*ASSIGNED TASK*
Go through the records below and return each line that has "time" in it.
[[ RECORD SET, beginning ]]
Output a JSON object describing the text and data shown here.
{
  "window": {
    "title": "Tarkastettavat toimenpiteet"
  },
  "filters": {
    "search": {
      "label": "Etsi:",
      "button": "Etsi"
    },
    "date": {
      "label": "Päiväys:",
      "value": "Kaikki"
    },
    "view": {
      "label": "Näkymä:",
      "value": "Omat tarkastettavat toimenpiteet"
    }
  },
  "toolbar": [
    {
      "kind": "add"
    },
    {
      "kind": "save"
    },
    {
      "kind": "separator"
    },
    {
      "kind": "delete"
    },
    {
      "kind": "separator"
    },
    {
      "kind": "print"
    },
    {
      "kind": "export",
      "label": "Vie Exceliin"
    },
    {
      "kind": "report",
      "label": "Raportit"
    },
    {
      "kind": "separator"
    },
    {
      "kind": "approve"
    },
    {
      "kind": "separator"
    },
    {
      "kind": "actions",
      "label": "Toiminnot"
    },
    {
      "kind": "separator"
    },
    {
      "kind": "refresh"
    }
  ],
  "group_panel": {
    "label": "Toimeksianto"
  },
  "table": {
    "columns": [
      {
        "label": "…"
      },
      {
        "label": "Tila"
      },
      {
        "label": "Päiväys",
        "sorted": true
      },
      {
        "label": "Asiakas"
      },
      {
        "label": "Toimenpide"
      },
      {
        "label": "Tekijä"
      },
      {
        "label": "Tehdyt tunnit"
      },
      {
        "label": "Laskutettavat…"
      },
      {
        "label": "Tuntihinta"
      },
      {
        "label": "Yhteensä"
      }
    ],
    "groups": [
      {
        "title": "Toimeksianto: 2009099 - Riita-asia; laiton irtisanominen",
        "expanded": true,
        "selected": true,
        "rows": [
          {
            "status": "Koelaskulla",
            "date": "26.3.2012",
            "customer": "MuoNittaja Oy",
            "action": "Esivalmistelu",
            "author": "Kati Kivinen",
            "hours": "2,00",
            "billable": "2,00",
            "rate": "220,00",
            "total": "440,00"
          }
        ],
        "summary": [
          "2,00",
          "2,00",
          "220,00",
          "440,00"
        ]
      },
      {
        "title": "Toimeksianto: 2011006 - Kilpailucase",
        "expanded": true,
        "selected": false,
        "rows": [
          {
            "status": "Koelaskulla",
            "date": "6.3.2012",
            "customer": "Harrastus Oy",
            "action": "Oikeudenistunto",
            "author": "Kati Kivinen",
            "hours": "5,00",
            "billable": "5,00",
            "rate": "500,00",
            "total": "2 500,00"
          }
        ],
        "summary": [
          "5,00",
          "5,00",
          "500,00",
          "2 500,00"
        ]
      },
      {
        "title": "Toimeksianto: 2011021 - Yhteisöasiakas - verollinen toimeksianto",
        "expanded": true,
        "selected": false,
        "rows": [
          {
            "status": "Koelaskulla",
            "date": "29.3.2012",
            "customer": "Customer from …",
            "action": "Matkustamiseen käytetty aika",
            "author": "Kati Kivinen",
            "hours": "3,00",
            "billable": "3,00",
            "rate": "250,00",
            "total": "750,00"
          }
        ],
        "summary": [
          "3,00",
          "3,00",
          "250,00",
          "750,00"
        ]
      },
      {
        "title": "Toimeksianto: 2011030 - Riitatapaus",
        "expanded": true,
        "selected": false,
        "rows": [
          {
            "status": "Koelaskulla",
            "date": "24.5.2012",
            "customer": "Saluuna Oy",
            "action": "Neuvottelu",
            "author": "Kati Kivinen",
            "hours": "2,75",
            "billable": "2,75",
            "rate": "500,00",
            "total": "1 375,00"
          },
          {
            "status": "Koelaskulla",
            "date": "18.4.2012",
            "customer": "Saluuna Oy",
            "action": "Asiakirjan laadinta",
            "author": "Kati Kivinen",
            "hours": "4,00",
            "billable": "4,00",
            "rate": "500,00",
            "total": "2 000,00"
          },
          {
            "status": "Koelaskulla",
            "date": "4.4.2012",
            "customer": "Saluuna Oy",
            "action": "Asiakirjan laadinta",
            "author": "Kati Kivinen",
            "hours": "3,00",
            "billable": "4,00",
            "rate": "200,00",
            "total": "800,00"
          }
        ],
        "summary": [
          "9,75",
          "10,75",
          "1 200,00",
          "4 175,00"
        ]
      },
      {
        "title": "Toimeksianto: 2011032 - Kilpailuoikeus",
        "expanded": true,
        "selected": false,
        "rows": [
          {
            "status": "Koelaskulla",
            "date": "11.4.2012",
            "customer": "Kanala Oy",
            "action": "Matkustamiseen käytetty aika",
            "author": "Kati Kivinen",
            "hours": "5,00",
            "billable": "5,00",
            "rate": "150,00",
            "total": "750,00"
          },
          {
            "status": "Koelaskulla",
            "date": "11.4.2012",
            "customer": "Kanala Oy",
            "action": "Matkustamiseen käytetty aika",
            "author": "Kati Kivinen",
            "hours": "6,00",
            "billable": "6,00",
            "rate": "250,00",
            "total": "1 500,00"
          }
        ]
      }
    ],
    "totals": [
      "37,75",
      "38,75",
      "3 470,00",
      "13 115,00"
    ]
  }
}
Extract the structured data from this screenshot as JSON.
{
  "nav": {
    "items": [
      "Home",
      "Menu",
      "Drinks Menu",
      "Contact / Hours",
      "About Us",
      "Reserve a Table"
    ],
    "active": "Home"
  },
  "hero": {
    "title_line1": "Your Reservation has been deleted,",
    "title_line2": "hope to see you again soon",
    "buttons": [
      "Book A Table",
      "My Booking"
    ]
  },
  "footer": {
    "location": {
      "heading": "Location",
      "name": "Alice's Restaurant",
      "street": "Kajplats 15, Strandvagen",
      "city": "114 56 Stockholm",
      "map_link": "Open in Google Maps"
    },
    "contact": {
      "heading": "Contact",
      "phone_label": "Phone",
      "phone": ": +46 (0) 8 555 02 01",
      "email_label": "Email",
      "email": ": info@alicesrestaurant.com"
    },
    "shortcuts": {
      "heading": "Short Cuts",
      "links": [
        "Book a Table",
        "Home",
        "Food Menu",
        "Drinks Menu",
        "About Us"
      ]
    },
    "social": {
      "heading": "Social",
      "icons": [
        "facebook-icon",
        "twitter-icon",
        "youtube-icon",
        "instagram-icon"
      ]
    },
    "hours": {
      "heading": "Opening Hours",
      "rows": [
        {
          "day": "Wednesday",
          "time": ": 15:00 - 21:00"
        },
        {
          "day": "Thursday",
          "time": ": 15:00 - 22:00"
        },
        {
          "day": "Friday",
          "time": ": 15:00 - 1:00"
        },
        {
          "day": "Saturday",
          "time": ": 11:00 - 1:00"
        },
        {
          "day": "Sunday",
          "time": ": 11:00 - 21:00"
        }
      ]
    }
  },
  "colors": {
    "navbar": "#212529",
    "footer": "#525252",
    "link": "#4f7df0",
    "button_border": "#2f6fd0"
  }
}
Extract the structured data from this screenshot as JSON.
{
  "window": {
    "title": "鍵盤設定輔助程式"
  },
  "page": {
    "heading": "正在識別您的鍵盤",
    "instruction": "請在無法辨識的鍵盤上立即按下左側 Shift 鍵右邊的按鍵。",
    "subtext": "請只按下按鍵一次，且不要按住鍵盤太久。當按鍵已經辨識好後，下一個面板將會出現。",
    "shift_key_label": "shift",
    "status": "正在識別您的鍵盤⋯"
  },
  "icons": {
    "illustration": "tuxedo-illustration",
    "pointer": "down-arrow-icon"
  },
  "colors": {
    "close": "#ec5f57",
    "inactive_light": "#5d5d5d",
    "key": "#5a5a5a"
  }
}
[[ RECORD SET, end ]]
*RESPONSE AREA*
          "time": ": 15:00 - 21:00"
          "time": ": 15:00 - 22:00"
          "time": ": 15:00 - 1:00"
          "time": ": 11:00 - 1:00"
          "time": ": 11:00 - 21:00"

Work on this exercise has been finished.